Teri Edeal says she and her family turned some heads last summer when they converted 160 acres of newly bought irrigated corn and soybean ground into rotationally grazed pasture. But the Edeals, who expect to net $120/acre from custom grazing this year, know they did the right thing.

"I think more people are beginning to recognize the growing demand for pastureland and the reduced risk it can offer over constant fluctuations in commodity prices," says Teri.

The Edeals - Teri and her husband, Brian; sons Trent and Travis; and Travis' wife, Nikki - farm over 2,000 acres near Overton, NE. Teri also is a resource conservationist specializing in pasture and rangeland for the Natural Resources Conservation Service.

The family is grazing stockers on the irrigated pasture this year. They began renovating the 160-acre parcel shortly after buying it last year. Late last summer, they disked the ground twice, packed it and then seeded 80 pure live seeds per square foot with a no-till drill.

Three-fourths of the seed was a combination of five grasses - creeping foxtail, intermediate wheatgrass, tall wheatgrass, Russian wildrye and orchardgrass. The final fourth was dedicated to two legumes - birdsfoot trefoil and alsike clover. To date, the Edeals have made three 40-lb/acre nitrogen applications.

The family carefully selected the species they seeded to complement one another. For example, creeping foxtail matures around May 1. Wheatgrass matures next, followed by orchardgrass and timothy. Selecting grasses and legumes that mature at different rates makes the forage supply more consistent throughout the grazing season, Teri explains.

"If you manage the grass, the cattle will take care of themselves," she says.

The pasture's divided into 14 paddocks ranging from 8.5 acres to 17 acres. Cattle are moved to a fresh paddock every 12 to 36 hours, with cattle grazing on the smaller paddocks for shorter periods. Each paddock is grazed approximately once every 14 days.
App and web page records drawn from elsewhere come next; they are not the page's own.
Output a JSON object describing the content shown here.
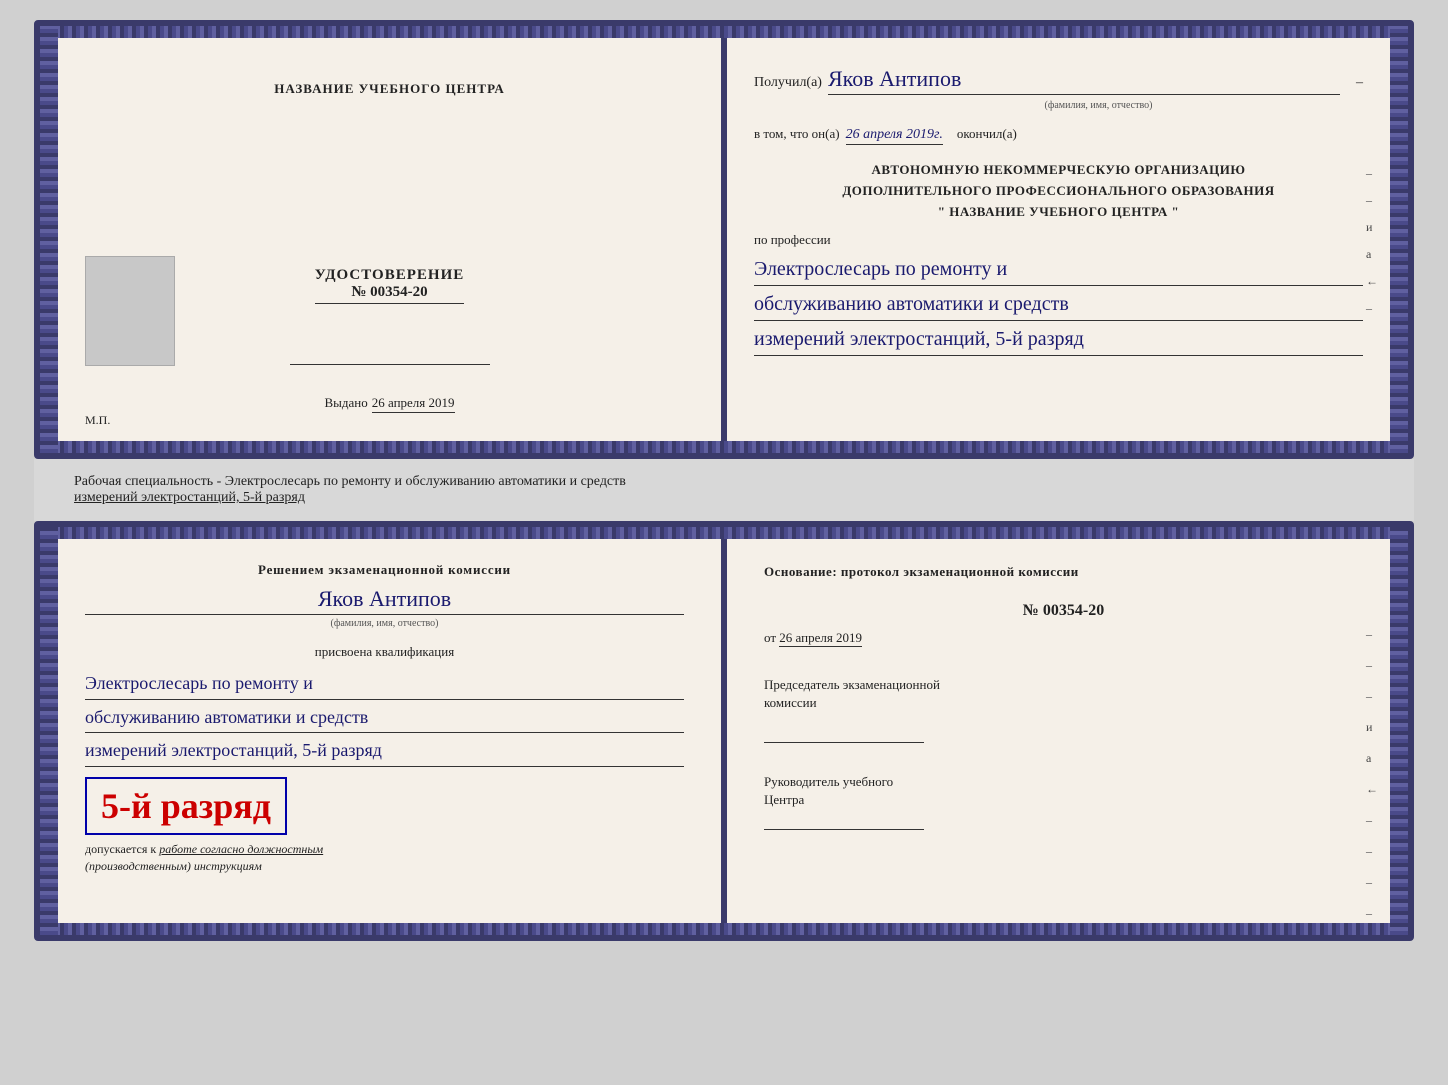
{
  "diploma": {
    "left": {
      "center_name": "НАЗВАНИЕ УЧЕБНОГО ЦЕНТРА",
      "udostoverenie_title": "УДОСТОВЕРЕНИЕ",
      "number": "№ 00354-20",
      "vydano_label": "Выдано",
      "vydano_date": "26 апреля 2019",
      "mp": "М.П."
    },
    "right": {
      "poluchil_label": "Получил(а)",
      "recipient_name": "Яков Антипов",
      "fio_hint": "(фамилия, имя, отчество)",
      "vtom_label": "в том, что он(а)",
      "date_value": "26 апреля 2019г.",
      "okoncil_label": "окончил(а)",
      "org_line1": "АВТОНОМНУЮ НЕКОММЕРЧЕСКУЮ ОРГАНИЗАЦИЮ",
      "org_line2": "ДОПОЛНИТЕЛЬНОГО ПРОФЕССИОНАЛЬНОГО ОБРАЗОВАНИЯ",
      "org_line3": "\"  НАЗВАНИЕ УЧЕБНОГО ЦЕНТРА  \"",
      "po_professii": "по профессии",
      "profession_line1": "Электрослесарь по ремонту и",
      "profession_line2": "обслуживанию автоматики и средств",
      "profession_line3": "измерений электростанций, 5-й разряд"
    }
  },
  "middle": {
    "text": "Рабочая специальность - Электрослесарь по ремонту и обслуживанию автоматики и средств",
    "text2": "измерений электростанций, 5-й разряд"
  },
  "qualification": {
    "left": {
      "resheniem_label": "Решением  экзаменационной  комиссии",
      "name": "Яков Антипов",
      "fio_hint": "(фамилия, имя, отчество)",
      "prisvoena_label": "присвоена квалификация",
      "prof_line1": "Электрослесарь по ремонту и",
      "prof_line2": "обслуживанию автоматики и средств",
      "prof_line3": "измерений электростанций, 5-й разряд",
      "razryad_label": "5-й разряд",
      "dopuskaetsya_label": "допускается к",
      "dopuskaetsya_value": "работе согласно должностным",
      "dopuskaetsya_value2": "(производственным) инструкциям"
    },
    "right": {
      "osnovanie_label": "Основание: протокол экзаменационной  комиссии",
      "number_label": "№  00354-20",
      "ot_label": "от",
      "ot_date": "26 апреля 2019",
      "chairman_line1": "Председатель экзаменационной",
      "chairman_line2": "комиссии",
      "rukovoditel_line1": "Руководитель учебного",
      "rukovoditel_line2": "Центра"
    }
  },
  "right_side_labels": {
    "u": "и",
    "a": "а",
    "back": "←",
    "dashes": [
      "–",
      "–",
      "–",
      "–",
      "–",
      "–"
    ]
  }
}
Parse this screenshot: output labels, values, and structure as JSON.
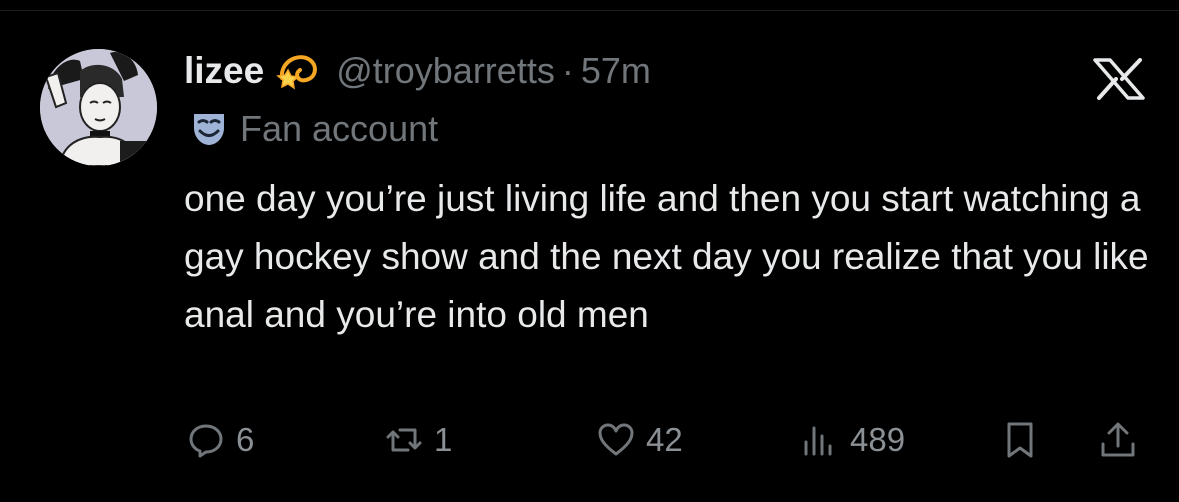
{
  "post": {
    "display_name": "lizee",
    "name_emoji": "dizzy-emoji",
    "handle": "@troybarretts",
    "separator": "·",
    "time": "57m",
    "label": "Fan account",
    "label_icon": "performing-arts-mask-icon",
    "text": "one day you’re just living life and then you start watching a gay hockey show and the next day you realize that you like anal and you’re into old men"
  },
  "brand_icon": "x-logo-icon",
  "actions": {
    "replies": "6",
    "reposts": "1",
    "likes": "42",
    "views": "489"
  },
  "colors": {
    "background": "#000000",
    "text": "#e7e9ea",
    "secondary": "#71767b",
    "mask_icon": "#9eb3d6"
  }
}
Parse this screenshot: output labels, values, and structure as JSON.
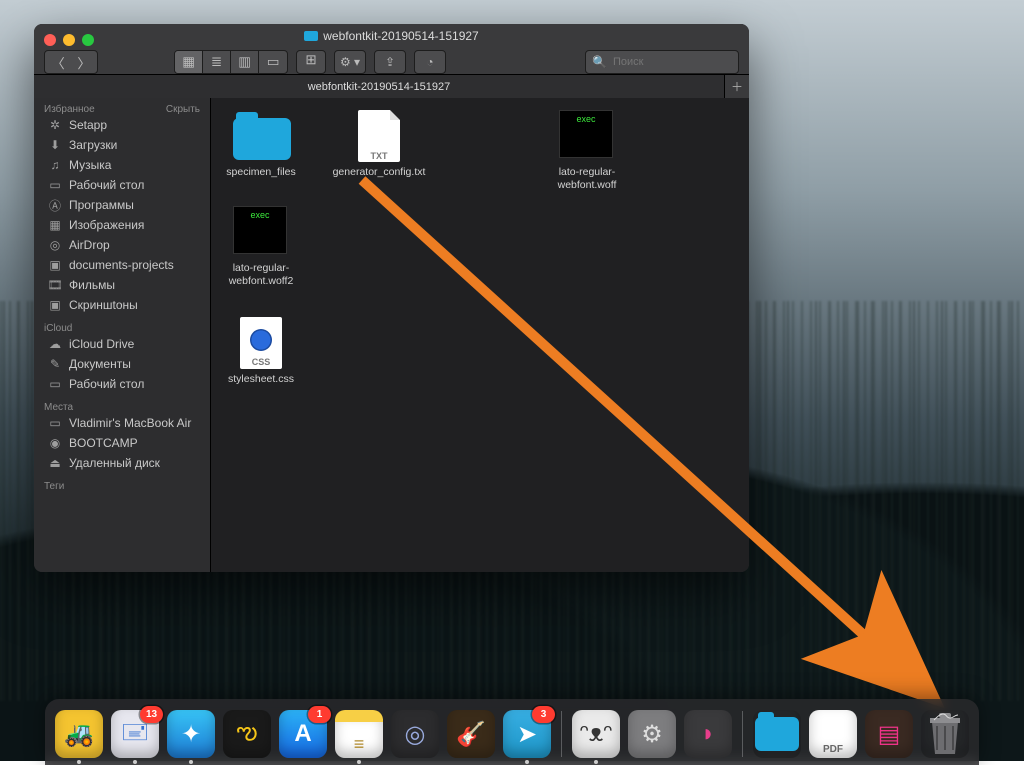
{
  "window": {
    "title": "webfontkit-20190514-151927",
    "tab_label": "webfontkit-20190514-151927",
    "search_placeholder": "Поиск"
  },
  "sidebar": {
    "sections": [
      {
        "title": "Избранное",
        "action": "Скрыть",
        "items": [
          {
            "icon": "grid",
            "label": "Setapp"
          },
          {
            "icon": "download",
            "label": "Загрузки"
          },
          {
            "icon": "music",
            "label": "Музыка"
          },
          {
            "icon": "desktop",
            "label": "Рабочий стол"
          },
          {
            "icon": "apps",
            "label": "Программы"
          },
          {
            "icon": "images",
            "label": "Изображения"
          },
          {
            "icon": "airdrop",
            "label": "AirDrop"
          },
          {
            "icon": "folder",
            "label": "documents-projects"
          },
          {
            "icon": "film",
            "label": "Фильмы"
          },
          {
            "icon": "folder",
            "label": "Скриншtоны"
          }
        ]
      },
      {
        "title": "iCloud",
        "action": "",
        "items": [
          {
            "icon": "cloud",
            "label": "iCloud Drive"
          },
          {
            "icon": "docs",
            "label": "Документы"
          },
          {
            "icon": "desktop",
            "label": "Рабочий стол"
          }
        ]
      },
      {
        "title": "Места",
        "action": "",
        "items": [
          {
            "icon": "laptop",
            "label": "Vladimir's MacBook Air"
          },
          {
            "icon": "disk",
            "label": "BOOTCAMP"
          },
          {
            "icon": "eject",
            "label": "Удаленный диск"
          }
        ]
      },
      {
        "title": "Теги",
        "action": "",
        "items": []
      }
    ]
  },
  "files": [
    {
      "kind": "folder",
      "name": "specimen_files"
    },
    {
      "kind": "txt",
      "name": "generator_config.txt",
      "badge": "TXT"
    },
    {
      "kind": "exec",
      "name": "lato-regular-webfont.woff",
      "badge": "exec"
    },
    {
      "kind": "exec",
      "name": "lato-regular-webfont.woff2",
      "badge": "exec"
    },
    {
      "kind": "css",
      "name": "stylesheet.css",
      "badge": "CSS"
    }
  ],
  "dock": {
    "items": [
      {
        "id": "forklift",
        "label": "ForkLift",
        "running": true
      },
      {
        "id": "mail",
        "label": "Mail",
        "badge": "13",
        "running": true
      },
      {
        "id": "safari",
        "label": "Safari",
        "running": true
      },
      {
        "id": "butterfly",
        "label": "Ulysses",
        "running": false
      },
      {
        "id": "appstore",
        "label": "App Store",
        "badge": "1",
        "running": false
      },
      {
        "id": "notes",
        "label": "Notes",
        "running": true
      },
      {
        "id": "logic",
        "label": "Logic",
        "running": false
      },
      {
        "id": "garageband",
        "label": "GarageBand",
        "running": false
      },
      {
        "id": "telegram",
        "label": "Telegram",
        "badge": "3",
        "running": true
      }
    ],
    "items2": [
      {
        "id": "bear",
        "label": "Bear",
        "running": true
      },
      {
        "id": "settings",
        "label": "System Preferences",
        "running": false
      },
      {
        "id": "clean",
        "label": "CleanMyMac",
        "running": false
      }
    ],
    "items3": [
      {
        "id": "folder",
        "label": "Downloads"
      },
      {
        "id": "pdf",
        "label": "PDF",
        "text": "PDF"
      },
      {
        "id": "stack",
        "label": "Recent"
      },
      {
        "id": "trash",
        "label": "Trash"
      }
    ]
  },
  "annotation": {
    "color": "#ed7d22"
  }
}
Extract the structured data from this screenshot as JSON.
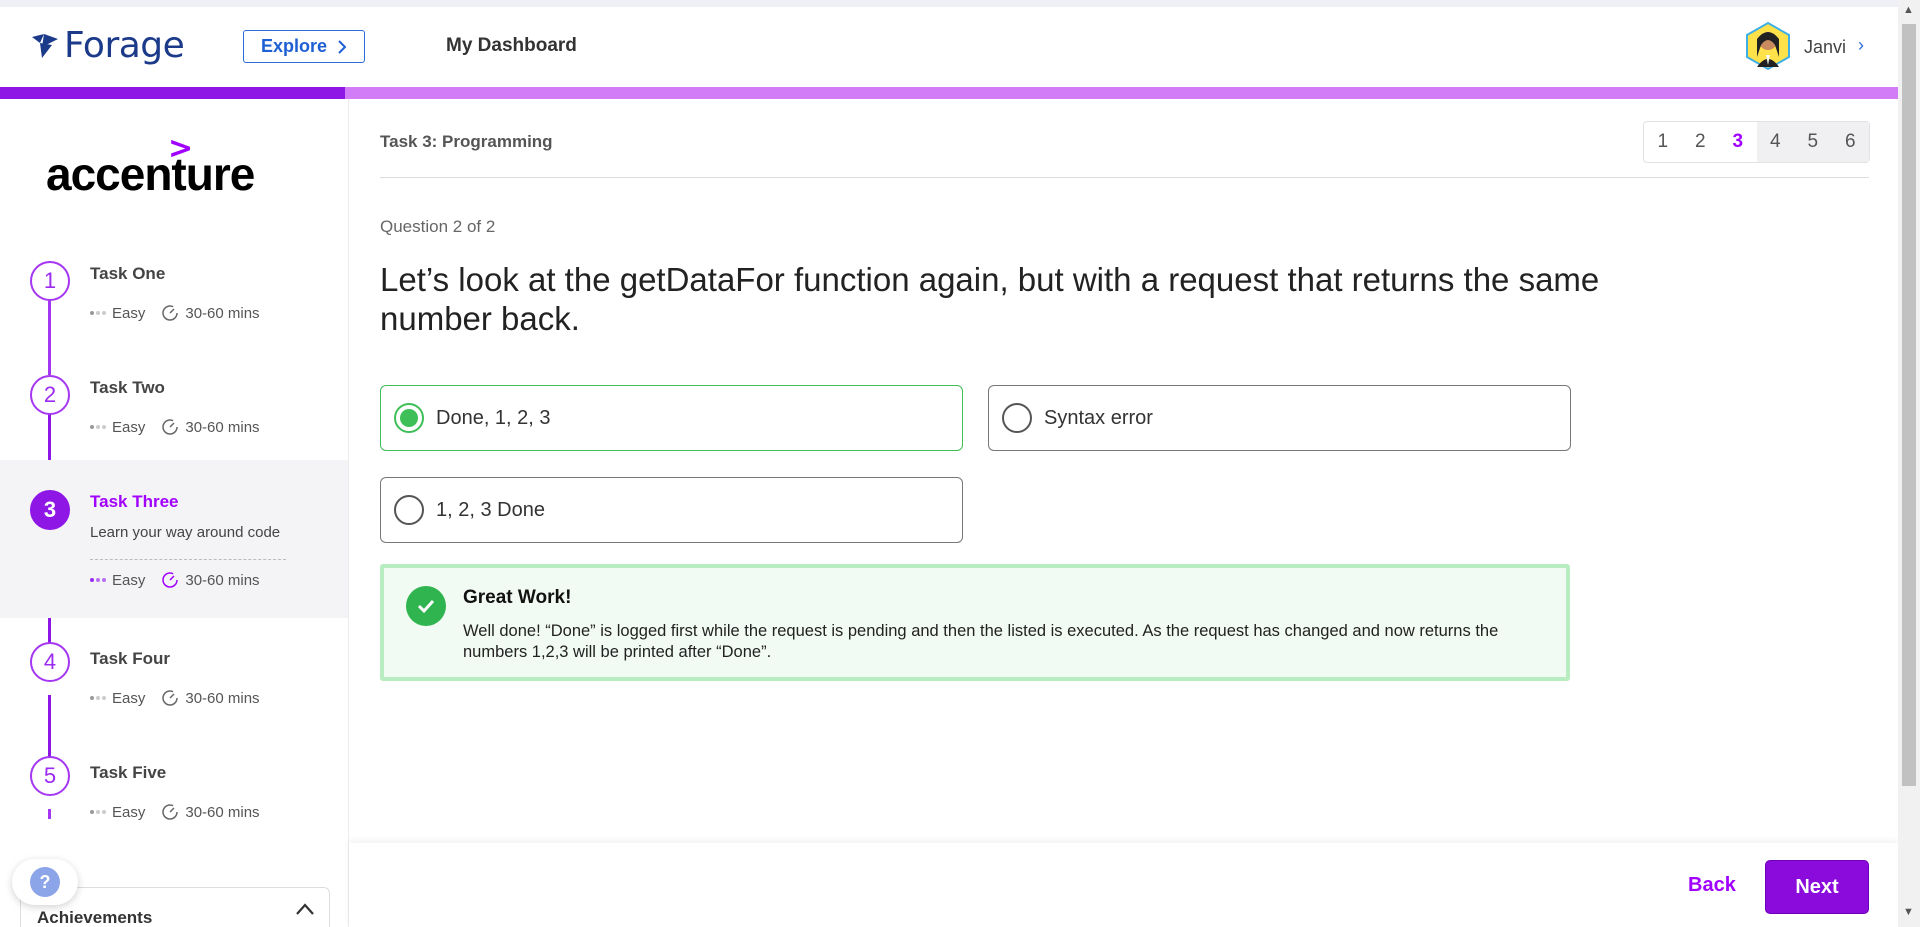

After the cattle have been moved out of a paddock, 220 ewes are moved in to graze leftovers and provide low-cost weed control. A llama, borrowed from a friend, grazes with the ewes for predator control.

"Initially, we wanted to custom-graze the ewes simply for weed control," says Travis, who charges $3/ewe/month. "But we'll pay the taxes on the land this year with what we make from the sheep."

From May to mid-June, the Edeals applied 6.6" of water from their center-pivot irrigation system. Since then, they've irrigated less because rainfall has been more plentiful.

With assistance from the University of Nebraska Weather Center in Smithville, they calculated the evapotranspiration rate of the forages. "Every day they're taking about one-third of an inch of water out of the soil that we need to replenish," says Teri.

Adds Travis: "The water needs of the pasture are similar to alfalfa. If you need 4" of water to grow a ton of alfalfa, then you need that much to grow the same amount of grass on a dry matter basis, especially if subsoils are depleted."

The Edeals will custom graze two groups of stockers this year. Each group of about 500 head arrives weighing 500-550 lbs each and leaves around 90 days later. The animals gain an average of almost 1.5 to 2 lbs/head/day and are returned to the owner when the average weight reaches 700 lbs. The Edeals charge 35cents per pound of gain and are paid monthly. Next year the Edeals plan to increase the number of stockers to 1,500.

"I bill monthly for 1 lb of gain per day per animal and make up the balance when the cattle are shipped," says Travis. "It's nice to have cash flow, which covers irrigation expenses, fertilizer costs, labor, etc., along the way."

He says the family doesn't have trouble finding cattle to custom graze.

"After we were set up this year with one customer, who has a 10,000-head feedlot in a nearby town, we got eight more calls from potential customers," says Travis. "We have immediate access to more cattle as we need them."